Instructions for the task
An exact copy of the entries below is required, with all pictures removed.

Segment Start: Material for the task

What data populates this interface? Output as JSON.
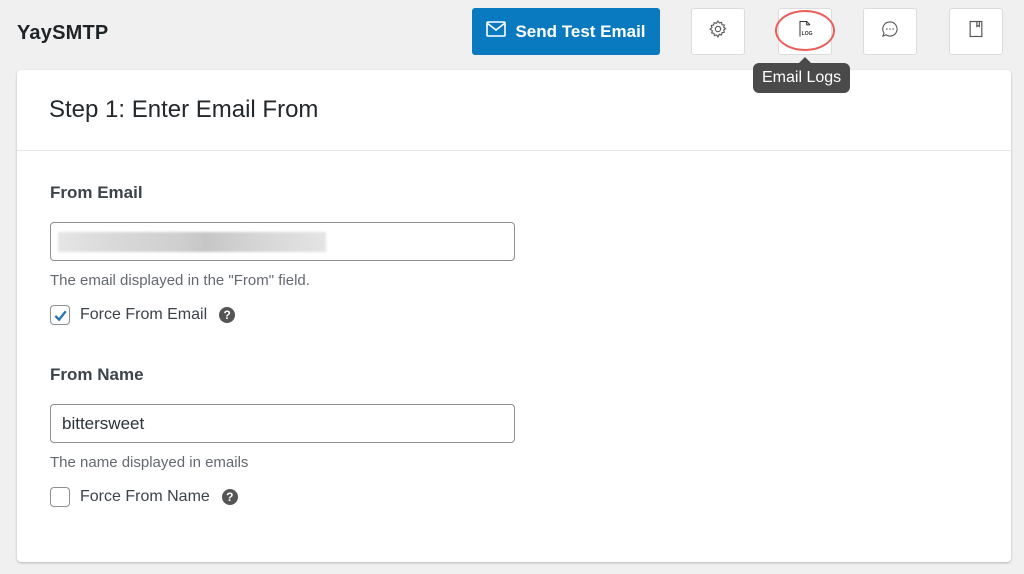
{
  "header": {
    "app_title": "YaySMTP",
    "send_test_email_label": "Send Test Email",
    "icon_buttons": [
      {
        "name": "settings",
        "icon": "gear-icon"
      },
      {
        "name": "email-logs",
        "icon": "log-file-icon",
        "icon_text": "LOG",
        "tooltip": "Email Logs",
        "highlighted": true
      },
      {
        "name": "support-chat",
        "icon": "chat-bubble-icon"
      },
      {
        "name": "documentation",
        "icon": "book-icon"
      }
    ]
  },
  "card": {
    "title": "Step 1: Enter Email From",
    "from_email": {
      "label": "From Email",
      "value_redacted": true,
      "help": "The email displayed in the \"From\" field.",
      "force_label": "Force From Email",
      "force_checked": true
    },
    "from_name": {
      "label": "From Name",
      "value": "bittersweet",
      "help": "The name displayed in emails",
      "force_label": "Force From Name",
      "force_checked": false
    }
  },
  "colors": {
    "primary": "#0a7ac0",
    "highlight_ring": "#ec5d57",
    "checkbox_check": "#2271b1",
    "tooltip_bg": "#4a4a4a"
  }
}
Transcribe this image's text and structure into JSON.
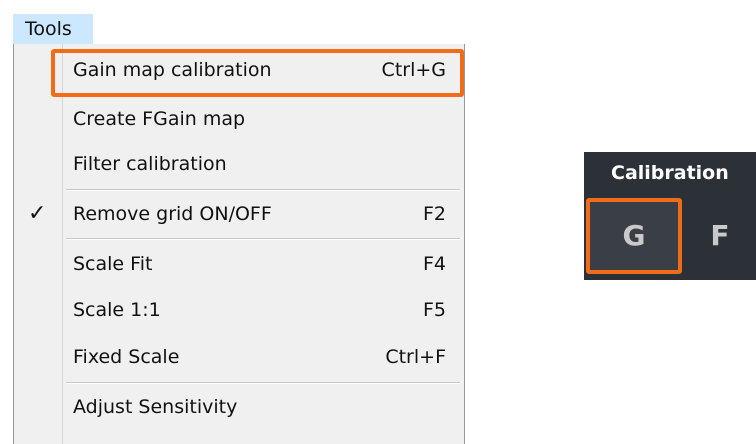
{
  "menubar": {
    "tools_label": "Tools"
  },
  "menu": {
    "items": [
      {
        "label": "Gain map calibration",
        "shortcut": "Ctrl+G",
        "checked": false,
        "highlighted": true
      },
      {
        "label": "Create FGain map",
        "shortcut": "",
        "checked": false
      },
      {
        "label": "Filter calibration",
        "shortcut": "",
        "checked": false
      },
      {
        "label": "Remove grid ON/OFF",
        "shortcut": "F2",
        "checked": true
      },
      {
        "label": "Scale Fit",
        "shortcut": "F4",
        "checked": false
      },
      {
        "label": "Scale 1:1",
        "shortcut": "F5",
        "checked": false
      },
      {
        "label": "Fixed Scale",
        "shortcut": "Ctrl+F",
        "checked": false
      },
      {
        "label": "Adjust Sensitivity",
        "shortcut": "",
        "checked": false
      }
    ],
    "check_glyph": "✓"
  },
  "calibration_toolbar": {
    "title": "Calibration",
    "buttons": [
      {
        "label": "G",
        "highlighted": true
      },
      {
        "label": "F",
        "highlighted": false
      }
    ]
  },
  "colors": {
    "highlight": "#f26b16",
    "menubar_selected": "#cce8ff",
    "toolbar_bg": "#2c3138"
  }
}
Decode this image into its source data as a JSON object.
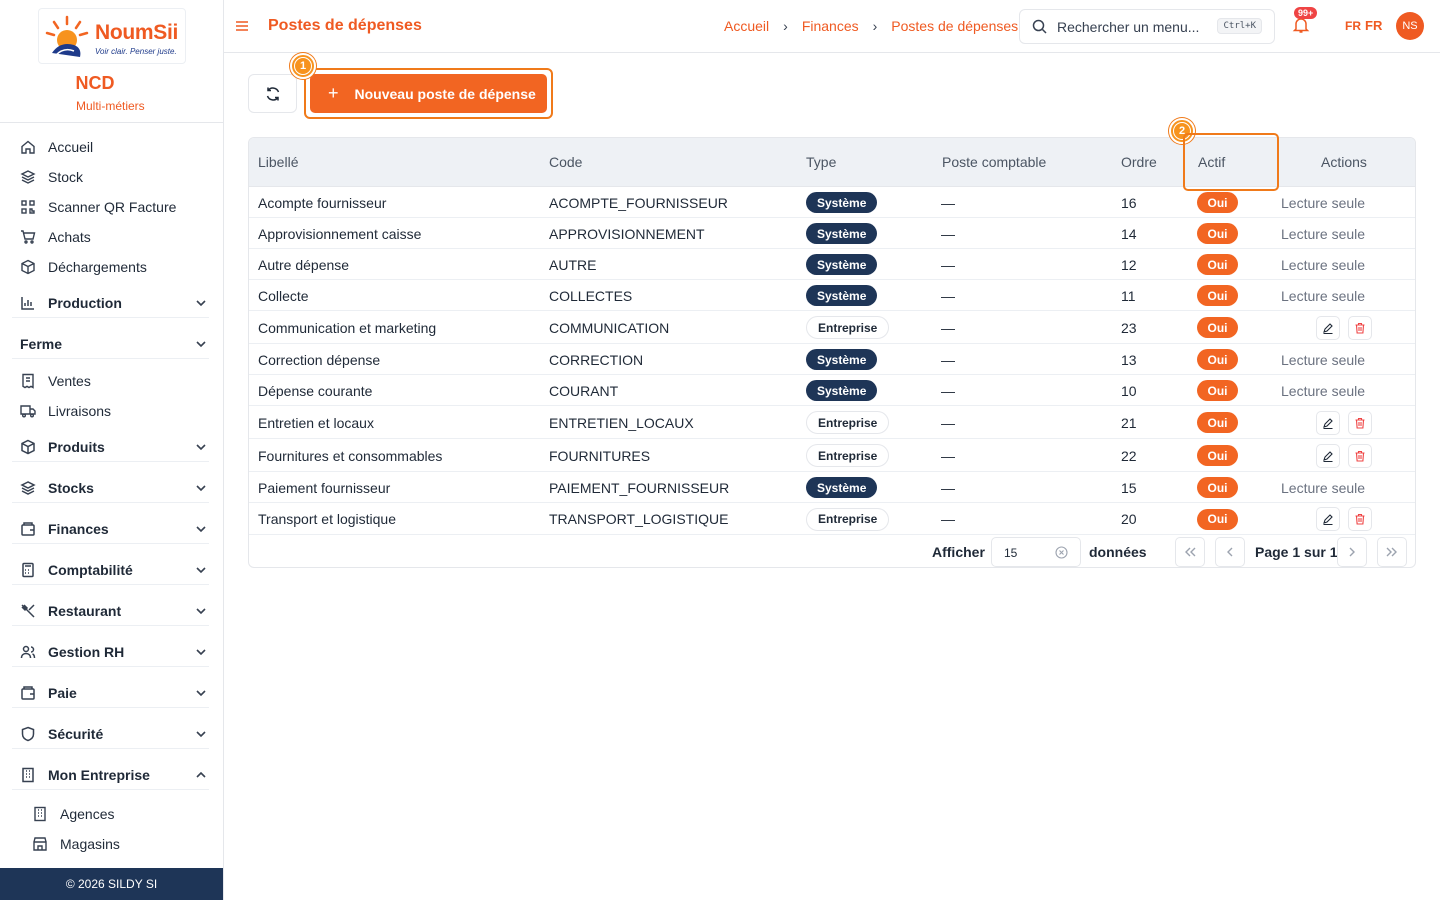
{
  "brand": {
    "logo_text": "NoumSii",
    "logo_tagline": "Voir clair. Penser juste.",
    "company": "NCD",
    "subtitle": "Multi-métiers"
  },
  "sidebar": {
    "items": [
      {
        "label": "Accueil",
        "icon": "home-icon"
      },
      {
        "label": "Stock",
        "icon": "layers-icon"
      },
      {
        "label": "Scanner QR Facture",
        "icon": "qr-icon"
      },
      {
        "label": "Achats",
        "icon": "cart-icon"
      },
      {
        "label": "Déchargements",
        "icon": "box-icon"
      }
    ],
    "groups": [
      {
        "label": "Production",
        "icon": "chart-icon",
        "expanded": false
      },
      {
        "label": "Ferme",
        "icon": "",
        "expanded": false
      },
      {
        "label": "Produits",
        "icon": "box-icon",
        "expanded": false
      },
      {
        "label": "Stocks",
        "icon": "layers-icon",
        "expanded": false
      },
      {
        "label": "Finances",
        "icon": "wallet-icon",
        "expanded": false
      },
      {
        "label": "Comptabilité",
        "icon": "calculator-icon",
        "expanded": false
      },
      {
        "label": "Restaurant",
        "icon": "utensils-icon",
        "expanded": false
      },
      {
        "label": "Gestion RH",
        "icon": "users-icon",
        "expanded": false
      },
      {
        "label": "Paie",
        "icon": "wallet-icon",
        "expanded": false
      },
      {
        "label": "Sécurité",
        "icon": "shield-icon",
        "expanded": false
      },
      {
        "label": "Mon Entreprise",
        "icon": "building-icon",
        "expanded": true
      }
    ],
    "ferme_items": [
      {
        "label": "Ventes",
        "icon": "receipt-icon"
      },
      {
        "label": "Livraisons",
        "icon": "truck-icon"
      }
    ],
    "entreprise_items": [
      {
        "label": "Agences",
        "icon": "building-icon"
      },
      {
        "label": "Magasins",
        "icon": "store-icon"
      }
    ],
    "footer": "© 2026 SILDY SI"
  },
  "header": {
    "title": "Postes de dépenses",
    "breadcrumb": [
      "Accueil",
      "Finances",
      "Postes de dépenses"
    ],
    "search_placeholder": "Rechercher un menu...",
    "search_shortcut": "Ctrl+K",
    "notifications": "99+",
    "lang_code": "FR",
    "lang_label": "FR",
    "avatar_initials": "NS"
  },
  "toolbar": {
    "new_button": "Nouveau poste de dépense",
    "markers": [
      "1",
      "2"
    ]
  },
  "table": {
    "columns": [
      "Libellé",
      "Code",
      "Type",
      "Poste comptable",
      "Ordre",
      "Actif",
      "Actions"
    ],
    "rows": [
      {
        "libelle": "Acompte fournisseur",
        "code": "ACOMPTE_FOURNISSEUR",
        "type": "Système",
        "poste": "—",
        "ordre": "16",
        "actif": "Oui",
        "actions": "Lecture seule"
      },
      {
        "libelle": "Approvisionnement caisse",
        "code": "APPROVISIONNEMENT",
        "type": "Système",
        "poste": "—",
        "ordre": "14",
        "actif": "Oui",
        "actions": "Lecture seule"
      },
      {
        "libelle": "Autre dépense",
        "code": "AUTRE",
        "type": "Système",
        "poste": "—",
        "ordre": "12",
        "actif": "Oui",
        "actions": "Lecture seule"
      },
      {
        "libelle": "Collecte",
        "code": "COLLECTES",
        "type": "Système",
        "poste": "—",
        "ordre": "11",
        "actif": "Oui",
        "actions": "Lecture seule"
      },
      {
        "libelle": "Communication et marketing",
        "code": "COMMUNICATION",
        "type": "Entreprise",
        "poste": "—",
        "ordre": "23",
        "actif": "Oui",
        "actions": ""
      },
      {
        "libelle": "Correction dépense",
        "code": "CORRECTION",
        "type": "Système",
        "poste": "—",
        "ordre": "13",
        "actif": "Oui",
        "actions": "Lecture seule"
      },
      {
        "libelle": "Dépense courante",
        "code": "COURANT",
        "type": "Système",
        "poste": "—",
        "ordre": "10",
        "actif": "Oui",
        "actions": "Lecture seule"
      },
      {
        "libelle": "Entretien et locaux",
        "code": "ENTRETIEN_LOCAUX",
        "type": "Entreprise",
        "poste": "—",
        "ordre": "21",
        "actif": "Oui",
        "actions": ""
      },
      {
        "libelle": "Fournitures et consommables",
        "code": "FOURNITURES",
        "type": "Entreprise",
        "poste": "—",
        "ordre": "22",
        "actif": "Oui",
        "actions": ""
      },
      {
        "libelle": "Paiement fournisseur",
        "code": "PAIEMENT_FOURNISSEUR",
        "type": "Système",
        "poste": "—",
        "ordre": "15",
        "actif": "Oui",
        "actions": "Lecture seule"
      },
      {
        "libelle": "Transport et logistique",
        "code": "TRANSPORT_LOGISTIQUE",
        "type": "Entreprise",
        "poste": "—",
        "ordre": "20",
        "actif": "Oui",
        "actions": ""
      }
    ]
  },
  "pagination": {
    "show_label": "Afficher",
    "page_size": "15",
    "unit_label": "données",
    "page_label": "Page 1 sur 1"
  },
  "colors": {
    "accent": "#f26522",
    "navy": "#1e3557",
    "highlight": "#f07a1a"
  }
}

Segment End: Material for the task

Solution to this exercise
What data populates this interface? Output as JSON.
{
  "header": {
    "app_title": "YaySMTP",
    "send_test_email_label": "Send Test Email",
    "icon_buttons": [
      {
        "name": "settings",
        "icon": "gear-icon"
      },
      {
        "name": "email-logs",
        "icon": "log-file-icon",
        "icon_text": "LOG",
        "tooltip": "Email Logs",
        "highlighted": true
      },
      {
        "name": "support-chat",
        "icon": "chat-bubble-icon"
      },
      {
        "name": "documentation",
        "icon": "book-icon"
      }
    ]
  },
  "card": {
    "title": "Step 1: Enter Email From",
    "from_email": {
      "label": "From Email",
      "value_redacted": true,
      "help": "The email displayed in the \"From\" field.",
      "force_label": "Force From Email",
      "force_checked": true
    },
    "from_name": {
      "label": "From Name",
      "value": "bittersweet",
      "help": "The name displayed in emails",
      "force_label": "Force From Name",
      "force_checked": false
    }
  },
  "colors": {
    "primary": "#0a7ac0",
    "highlight_ring": "#ec5d57",
    "checkbox_check": "#2271b1",
    "tooltip_bg": "#4a4a4a"
  }
}
Transcribe this image's text and structure into JSON.
{
  "menubar": {
    "tools_label": "Tools"
  },
  "menu": {
    "items": [
      {
        "label": "Gain map calibration",
        "shortcut": "Ctrl+G",
        "checked": false,
        "highlighted": true
      },
      {
        "label": "Create FGain map",
        "shortcut": "",
        "checked": false
      },
      {
        "label": "Filter calibration",
        "shortcut": "",
        "checked": false
      },
      {
        "label": "Remove grid ON/OFF",
        "shortcut": "F2",
        "checked": true
      },
      {
        "label": "Scale Fit",
        "shortcut": "F4",
        "checked": false
      },
      {
        "label": "Scale 1:1",
        "shortcut": "F5",
        "checked": false
      },
      {
        "label": "Fixed Scale",
        "shortcut": "Ctrl+F",
        "checked": false
      },
      {
        "label": "Adjust Sensitivity",
        "shortcut": "",
        "checked": false
      }
    ],
    "check_glyph": "✓"
  },
  "calibration_toolbar": {
    "title": "Calibration",
    "buttons": [
      {
        "label": "G",
        "highlighted": true
      },
      {
        "label": "F",
        "highlighted": false
      }
    ]
  },
  "colors": {
    "highlight": "#f26b16",
    "menubar_selected": "#cce8ff",
    "toolbar_bg": "#2c3138"
  }
}
Decode this image into its source data as a JSON object.
{
  "brand": {
    "logo_text": "NoumSii",
    "logo_tagline": "Voir clair. Penser juste.",
    "company": "NCD",
    "subtitle": "Multi-métiers"
  },
  "sidebar": {
    "items": [
      {
        "label": "Accueil",
        "icon": "home-icon"
      },
      {
        "label": "Stock",
        "icon": "layers-icon"
      },
      {
        "label": "Scanner QR Facture",
        "icon": "qr-icon"
      },
      {
        "label": "Achats",
        "icon": "cart-icon"
      },
      {
        "label": "Déchargements",
        "icon": "box-icon"
      }
    ],
    "groups": [
      {
        "label": "Production",
        "icon": "chart-icon",
        "expanded": false
      },
      {
        "label": "Ferme",
        "icon": "",
        "expanded": false
      },
      {
        "label": "Produits",
        "icon": "box-icon",
        "expanded": false
      },
      {
        "label": "Stocks",
        "icon": "layers-icon",
        "expanded": false
      },
      {
        "label": "Finances",
        "icon": "wallet-icon",
        "expanded": false
      },
      {
        "label": "Comptabilité",
        "icon": "calculator-icon",
        "expanded": false
      },
      {
        "label": "Restaurant",
        "icon": "utensils-icon",
        "expanded": false
      },
      {
        "label": "Gestion RH",
        "icon": "users-icon",
        "expanded": false
      },
      {
        "label": "Paie",
        "icon": "wallet-icon",
        "expanded": false
      },
      {
        "label": "Sécurité",
        "icon": "shield-icon",
        "expanded": false
      },
      {
        "label": "Mon Entreprise",
        "icon": "building-icon",
        "expanded": true
      }
    ],
    "ferme_items": [
      {
        "label": "Ventes",
        "icon": "receipt-icon"
      },
      {
        "label": "Livraisons",
        "icon": "truck-icon"
      }
    ],
    "entreprise_items": [
      {
        "label": "Agences",
        "icon": "building-icon"
      },
      {
        "label": "Magasins",
        "icon": "store-icon"
      }
    ],
    "footer": "© 2026 SILDY SI"
  },
  "header": {
    "title": "Postes de dépenses",
    "breadcrumb": [
      "Accueil",
      "Finances",
      "Postes de dépenses"
    ],
    "search_placeholder": "Rechercher un menu...",
    "search_shortcut": "Ctrl+K",
    "notifications": "99+",
    "lang_code": "FR",
    "lang_label": "FR",
    "avatar_initials": "NS"
  },
  "toolbar": {
    "new_button": "Nouveau poste de dépense",
    "markers": [
      "1",
      "2"
    ]
  },
  "table": {
    "columns": [
      "Libellé",
      "Code",
      "Type",
      "Poste comptable",
      "Ordre",
      "Actif",
      "Actions"
    ],
    "rows": [
      {
        "libelle": "Acompte fournisseur",
        "code": "ACOMPTE_FOURNISSEUR",
        "type": "Système",
        "poste": "—",
        "ordre": "16",
        "actif": "Oui",
        "actions": "Lecture seule"
      },
      {
        "libelle": "Approvisionnement caisse",
        "code": "APPROVISIONNEMENT",
        "type": "Système",
        "poste": "—",
        "ordre": "14",
        "actif": "Oui",
        "actions": "Lecture seule"
      },
      {
        "libelle": "Autre dépense",
        "code": "AUTRE",
        "type": "Système",
        "poste": "—",
        "ordre": "12",
        "actif": "Oui",
        "actions": "Lecture seule"
      },
      {
        "libelle": "Collecte",
        "code": "COLLECTES",
        "type": "Système",
        "poste": "—",
        "ordre": "11",
        "actif": "Oui",
        "actions": "Lecture seule"
      },
      {
        "libelle": "Communication et marketing",
        "code": "COMMUNICATION",
        "type": "Entreprise",
        "poste": "—",
        "ordre": "23",
        "actif": "Oui",
        "actions": ""
      },
      {
        "libelle": "Correction dépense",
        "code": "CORRECTION",
        "type": "Système",
        "poste": "—",
        "ordre": "13",
        "actif": "Oui",
        "actions": "Lecture seule"
      },
      {
        "libelle": "Dépense courante",
        "code": "COURANT",
        "type": "Système",
        "poste": "—",
        "ordre": "10",
        "actif": "Oui",
        "actions": "Lecture seule"
      },
      {
        "libelle": "Entretien et locaux",
        "code": "ENTRETIEN_LOCAUX",
        "type": "Entreprise",
        "poste": "—",
        "ordre": "21",
        "actif": "Oui",
        "actions": ""
      },
      {
        "libelle": "Fournitures et consommables",
        "code": "FOURNITURES",
        "type": "Entreprise",
        "poste": "—",
        "ordre": "22",
        "actif": "Oui",
        "actions": ""
      },
      {
        "libelle": "Paiement fournisseur",
        "code": "PAIEMENT_FOURNISSEUR",
        "type": "Système",
        "poste": "—",
        "ordre": "15",
        "actif": "Oui",
        "actions": "Lecture seule"
      },
      {
        "libelle": "Transport et logistique",
        "code": "TRANSPORT_LOGISTIQUE",
        "type": "Entreprise",
        "poste": "—",
        "ordre": "20",
        "actif": "Oui",
        "actions": ""
      }
    ]
  },
  "pagination": {
    "show_label": "Afficher",
    "page_size": "15",
    "unit_label": "données",
    "page_label": "Page 1 sur 1"
  },
  "colors": {
    "accent": "#f26522",
    "navy": "#1e3557",
    "highlight": "#f07a1a"
  }
}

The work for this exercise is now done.